Calling for a radical rethinking of human nutrition science, scientists have developed a new framework called “nutritional geometry” which is the culmination of more than 20 years of research in the field.
According to the authors, the new model will assist health professionals, dietitians and researchers to better understand and manage the complexities of obesity.
The new model shows that protein has been the strongest driver influencing diet, regulating the intake of fat and carbohydrate.
“Existing models for measuring health impacts of the human diet are limiting our capacity to solve obesity and its related health problems,” said professor David Raubenheimer and professor Stephen Simpson from University of Sydney’s Charles Perkins Centre.
‘Nutritional geometry’ considers how mixtures of nutrients and other dietary components influence health and disease, rather than focusing on any one nutrient in isolation.

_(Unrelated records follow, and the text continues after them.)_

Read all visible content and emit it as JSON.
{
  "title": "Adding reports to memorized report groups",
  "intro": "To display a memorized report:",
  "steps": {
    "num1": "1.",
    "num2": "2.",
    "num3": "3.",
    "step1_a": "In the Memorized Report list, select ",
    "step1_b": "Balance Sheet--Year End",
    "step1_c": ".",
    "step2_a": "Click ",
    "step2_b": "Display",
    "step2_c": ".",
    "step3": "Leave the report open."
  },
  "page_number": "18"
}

“Our framework shows that the prevailing focus on single nutrients is not able to help us understand complex chronic diseases and that an approach based on nutrient balance can help solve the problem,” Simpson added.
The traditional approach is no longer useful in the face of modern nutrition-related diseases which are driven by an overabundance of food, an evolved fondness for foods containing particular blends of nutrients, and savvy marketing.
Conventional thinking which demonises fat, carbohydrate or sugar in isolation as causes of the obesity crisis – dubbed the single nutrient approach – has now run its course.
“We’ve provided a framework for not only thinking about but also experimentally testing issues around dietary balance. Much like the invention of the telescope or the microscope, this framework offers a new tool with which to look at complex dietary problems and bring them into focus,” Simpson noted.
The ‘nutritional geometry’ framework enables us to plot foods, meals, diets and dietary patterns together based on their nutrient composition and this helps researchers to observe otherwise overlooked patterns in the links between certain diets, health, and disease.
For the study, the duo plotted data for the composition of 116 diets, compiled from previous published studies examining macronutrient ratios (carbohydrate, fats, and protein) and energy intake in humans.
“The new approach provides a unique method to unify observations from many fields and better understand how nutrients, foods, and diets interact to affect health and disease in humans,” added professor Raubenheimer in a paper published in the journal Annual Review of Nutrition.